A new bipartisan bill looks to thwart financial conflicts of interest for top government officials
“The bipartisan HONEST Act will provide greater transparency and safeguard public interest by establishing clear guidelines that prioritize the American people,” said Rep. Nick Langworthy, R-N.Y.
A new bipartisan bill aims to beef up prevention of financial conflicts of interest between senior federal government officials and the industries their agencies regulate.
Reps.
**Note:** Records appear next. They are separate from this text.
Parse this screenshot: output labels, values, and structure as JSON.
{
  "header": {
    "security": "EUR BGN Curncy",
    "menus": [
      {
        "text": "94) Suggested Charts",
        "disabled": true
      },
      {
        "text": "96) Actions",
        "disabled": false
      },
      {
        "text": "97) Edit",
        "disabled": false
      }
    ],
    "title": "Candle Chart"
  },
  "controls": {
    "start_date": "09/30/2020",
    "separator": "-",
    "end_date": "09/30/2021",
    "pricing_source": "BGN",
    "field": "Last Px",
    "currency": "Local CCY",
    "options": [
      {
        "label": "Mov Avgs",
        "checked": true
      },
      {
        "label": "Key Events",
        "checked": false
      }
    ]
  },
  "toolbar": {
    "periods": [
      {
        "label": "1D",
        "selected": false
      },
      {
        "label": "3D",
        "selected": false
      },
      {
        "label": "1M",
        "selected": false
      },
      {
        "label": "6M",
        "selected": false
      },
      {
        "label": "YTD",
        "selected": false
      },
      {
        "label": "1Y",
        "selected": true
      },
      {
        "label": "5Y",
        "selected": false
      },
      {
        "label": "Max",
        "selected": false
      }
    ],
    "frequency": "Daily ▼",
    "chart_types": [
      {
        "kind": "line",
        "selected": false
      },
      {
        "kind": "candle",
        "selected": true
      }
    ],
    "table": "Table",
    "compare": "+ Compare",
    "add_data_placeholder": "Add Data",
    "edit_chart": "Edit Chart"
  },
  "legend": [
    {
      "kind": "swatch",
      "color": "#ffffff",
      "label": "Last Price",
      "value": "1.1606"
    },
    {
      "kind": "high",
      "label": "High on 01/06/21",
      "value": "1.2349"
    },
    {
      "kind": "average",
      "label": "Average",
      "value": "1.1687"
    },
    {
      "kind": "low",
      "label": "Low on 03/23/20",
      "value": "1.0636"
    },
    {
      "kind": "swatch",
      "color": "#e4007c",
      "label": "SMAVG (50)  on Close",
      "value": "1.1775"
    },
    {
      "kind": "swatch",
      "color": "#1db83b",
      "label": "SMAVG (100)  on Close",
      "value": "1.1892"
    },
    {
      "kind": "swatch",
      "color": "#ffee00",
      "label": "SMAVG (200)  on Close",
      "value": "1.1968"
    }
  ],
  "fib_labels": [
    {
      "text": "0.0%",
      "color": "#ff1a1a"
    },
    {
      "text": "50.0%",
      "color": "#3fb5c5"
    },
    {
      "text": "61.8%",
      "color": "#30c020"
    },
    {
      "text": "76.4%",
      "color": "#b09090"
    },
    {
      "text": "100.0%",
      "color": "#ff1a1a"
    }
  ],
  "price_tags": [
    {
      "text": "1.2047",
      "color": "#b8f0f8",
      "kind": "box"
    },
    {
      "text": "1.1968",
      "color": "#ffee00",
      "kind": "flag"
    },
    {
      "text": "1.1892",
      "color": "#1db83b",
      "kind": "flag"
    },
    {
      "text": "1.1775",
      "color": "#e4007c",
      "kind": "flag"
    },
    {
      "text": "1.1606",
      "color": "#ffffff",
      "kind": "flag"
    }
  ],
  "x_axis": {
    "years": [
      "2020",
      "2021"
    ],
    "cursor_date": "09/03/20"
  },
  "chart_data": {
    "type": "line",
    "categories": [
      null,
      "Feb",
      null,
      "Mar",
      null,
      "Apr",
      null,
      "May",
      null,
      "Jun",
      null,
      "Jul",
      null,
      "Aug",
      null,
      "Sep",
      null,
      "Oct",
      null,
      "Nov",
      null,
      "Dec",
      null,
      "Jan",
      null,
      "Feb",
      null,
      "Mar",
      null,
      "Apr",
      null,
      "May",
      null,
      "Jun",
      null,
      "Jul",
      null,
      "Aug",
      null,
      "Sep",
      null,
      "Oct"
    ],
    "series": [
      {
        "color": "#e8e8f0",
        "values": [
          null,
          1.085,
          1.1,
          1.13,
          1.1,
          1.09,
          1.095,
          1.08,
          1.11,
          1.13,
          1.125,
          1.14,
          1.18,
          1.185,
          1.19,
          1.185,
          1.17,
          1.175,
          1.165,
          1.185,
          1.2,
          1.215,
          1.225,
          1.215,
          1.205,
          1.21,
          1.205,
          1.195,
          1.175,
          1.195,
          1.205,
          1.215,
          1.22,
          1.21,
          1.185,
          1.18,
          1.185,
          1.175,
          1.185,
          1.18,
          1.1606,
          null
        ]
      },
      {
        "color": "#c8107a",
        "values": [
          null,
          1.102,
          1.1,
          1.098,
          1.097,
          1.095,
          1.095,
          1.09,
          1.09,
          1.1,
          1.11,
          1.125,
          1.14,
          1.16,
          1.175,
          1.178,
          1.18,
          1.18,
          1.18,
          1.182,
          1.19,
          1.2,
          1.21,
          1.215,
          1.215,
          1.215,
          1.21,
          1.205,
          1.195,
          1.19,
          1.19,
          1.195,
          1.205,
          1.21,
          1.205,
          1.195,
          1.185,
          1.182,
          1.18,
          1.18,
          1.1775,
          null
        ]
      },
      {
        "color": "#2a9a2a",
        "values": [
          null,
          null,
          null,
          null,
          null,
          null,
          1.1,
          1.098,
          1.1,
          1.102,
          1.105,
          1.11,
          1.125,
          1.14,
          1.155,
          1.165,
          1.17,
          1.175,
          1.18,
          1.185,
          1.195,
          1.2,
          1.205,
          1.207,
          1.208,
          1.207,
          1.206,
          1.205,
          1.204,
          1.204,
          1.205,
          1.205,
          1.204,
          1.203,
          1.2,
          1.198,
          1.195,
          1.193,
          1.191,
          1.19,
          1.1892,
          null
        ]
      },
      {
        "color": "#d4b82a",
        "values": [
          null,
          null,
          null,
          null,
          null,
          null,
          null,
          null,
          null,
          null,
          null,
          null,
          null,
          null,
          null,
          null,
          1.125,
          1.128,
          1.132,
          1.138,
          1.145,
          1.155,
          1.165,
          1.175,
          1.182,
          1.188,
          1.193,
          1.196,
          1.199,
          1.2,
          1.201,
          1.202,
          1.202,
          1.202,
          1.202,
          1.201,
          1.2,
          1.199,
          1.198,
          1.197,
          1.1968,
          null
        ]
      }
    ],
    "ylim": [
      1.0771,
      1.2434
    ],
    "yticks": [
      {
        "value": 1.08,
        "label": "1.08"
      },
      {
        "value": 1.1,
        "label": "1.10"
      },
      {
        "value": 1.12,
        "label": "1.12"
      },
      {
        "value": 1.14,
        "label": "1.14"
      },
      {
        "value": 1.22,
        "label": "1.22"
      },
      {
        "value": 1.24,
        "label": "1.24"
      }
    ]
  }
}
Nick Langworthy, R-N.Y., and Derek Kilmer, D-Wash., have co-sponsored the Halting Ownership of Non-Ethical Securities and Trusts (HONEST) Act, which comes after a Wall Street Journal investigation published last fall found that thousands of federal government officials reported owning or trading stocks in companies that were affected by their agencies’ actions.
“When their personal financial interests are intertwined with the industries they regulate, it creates a conflict of interest that exploits trust in our government institutions,” Langworthy said in a statement. “The bipartisan HONEST Act will provide greater transparency and safeguard public interest by establishing clear guidelines that prioritize the American people.”
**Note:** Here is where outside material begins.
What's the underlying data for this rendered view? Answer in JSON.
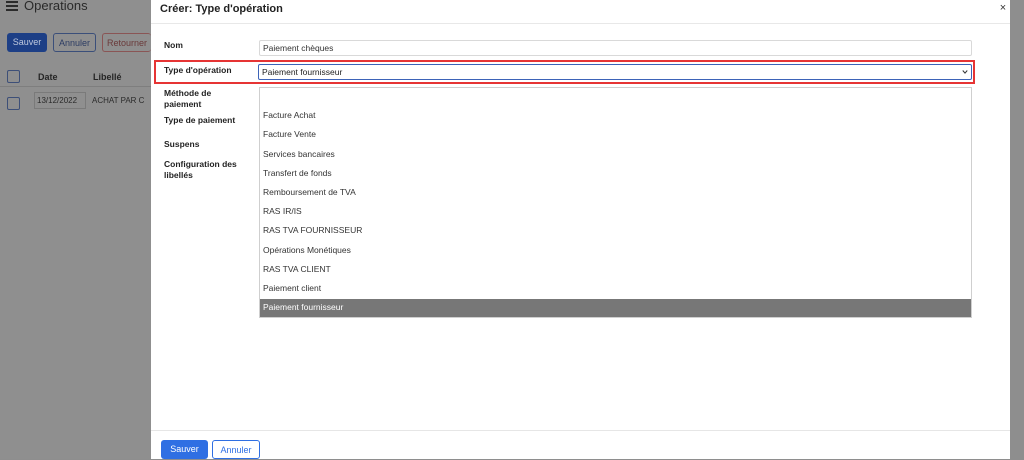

Specifically, the bill would ban senior executive branch officials from owning financial interests in corporations, businesses, partnerships or other for-profit entities that are regulated substantially by the agency where they work. “This includes any businesses, corporations, or partnerships connected to a major contractor of the agency, or an organization that has significant lobbying contacts with the agency,” a fact sheet about the bill stated.
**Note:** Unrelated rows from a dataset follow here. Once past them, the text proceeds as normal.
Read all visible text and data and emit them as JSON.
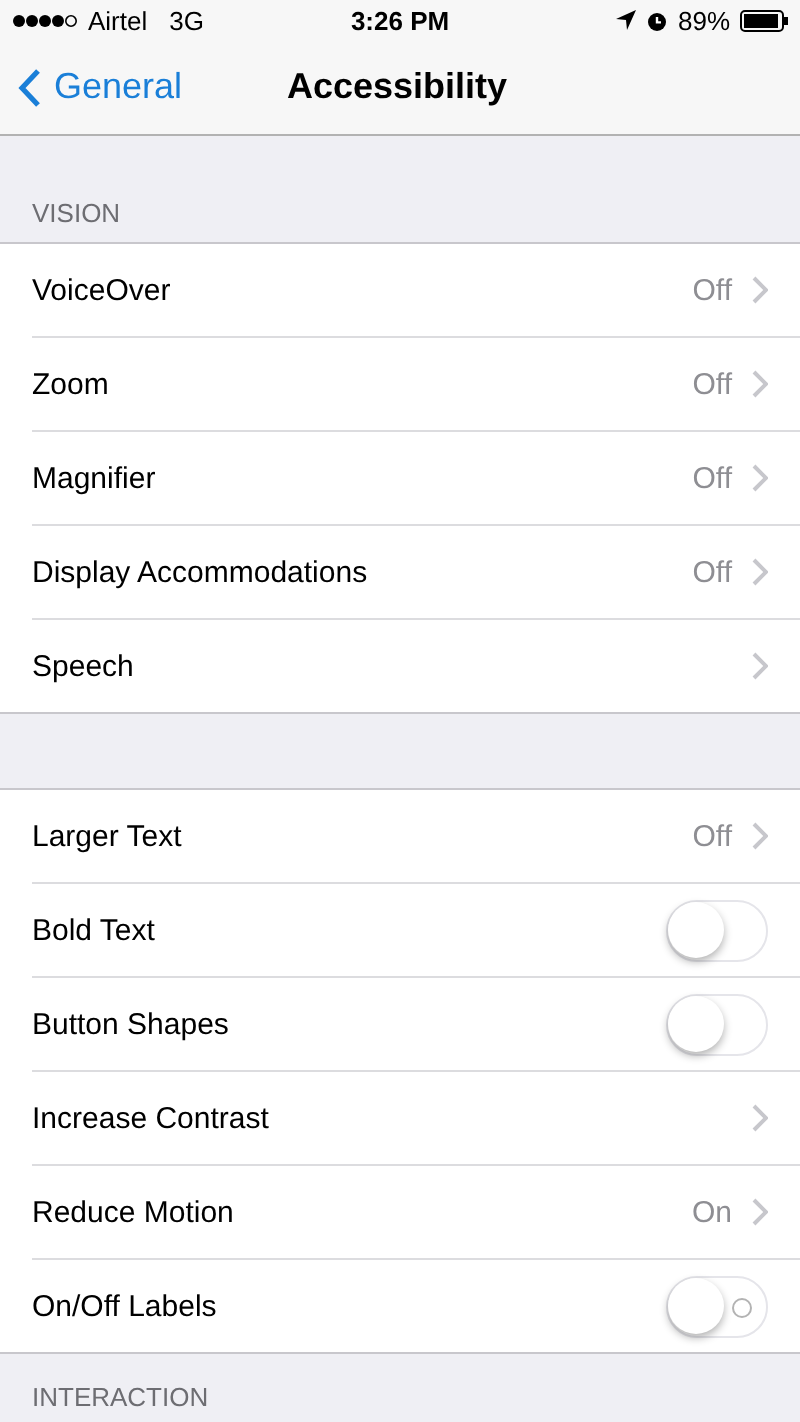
{
  "status_bar": {
    "carrier": "Airtel",
    "network": "3G",
    "time": "3:26 PM",
    "battery": "89%"
  },
  "nav": {
    "back": "General",
    "title": "Accessibility"
  },
  "sections": [
    {
      "header": "VISION",
      "rows": [
        {
          "kind": "link",
          "label": "VoiceOver",
          "value": "Off"
        },
        {
          "kind": "link",
          "label": "Zoom",
          "value": "Off"
        },
        {
          "kind": "link",
          "label": "Magnifier",
          "value": "Off"
        },
        {
          "kind": "link",
          "label": "Display Accommodations",
          "value": "Off"
        },
        {
          "kind": "link",
          "label": "Speech"
        }
      ]
    },
    {
      "rows": [
        {
          "kind": "link",
          "label": "Larger Text",
          "value": "Off"
        },
        {
          "kind": "toggle",
          "label": "Bold Text",
          "on": false
        },
        {
          "kind": "toggle",
          "label": "Button Shapes",
          "on": false
        },
        {
          "kind": "link",
          "label": "Increase Contrast"
        },
        {
          "kind": "link",
          "label": "Reduce Motion",
          "value": "On"
        },
        {
          "kind": "toggle",
          "label": "On/Off Labels",
          "on": false,
          "labels": true
        }
      ]
    },
    {
      "header": "INTERACTION"
    }
  ]
}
The bill would cover government officials who have positions at the GS-15 level or above on the General Schedule, those not on the GS scale whose basic pay rate is 120% above the minimum for a GS-15 and uniformed officials whose pay is at or above level O-7. There are “commonsense exceptions for interests held through a diversified fund or a qualified blind trust,” the fact sheet said.
Dylan Hedtler-Gaudette, senior government affairs manager at the nonprofit Project on Government Oversight, which endorsed the bill, said, “there are rules on the books,” but due to politics and “the power imbalance,” they’re often difficult to enforce and aren’t extensive enough. The bill “takes an existing model” of prohibited holding rules at various executive agencies, and expands it to all agencies.
Also, the Journal pointed out in its reporting: “Ethics officials’ ability to spot potential conflicts is limited because they usually don’t know what employees are working on.” Also, “U.S. law leaves it to individual agencies to decide whether they need rules to beef up the federal conflict-of-interest law.”
The Bull Moose Project, a nonprofit that seeks to develop the next generation of conservative leaders and policies, and nonprofit Citizens for Responsibility and Ethics in Washington also endorsed the bill.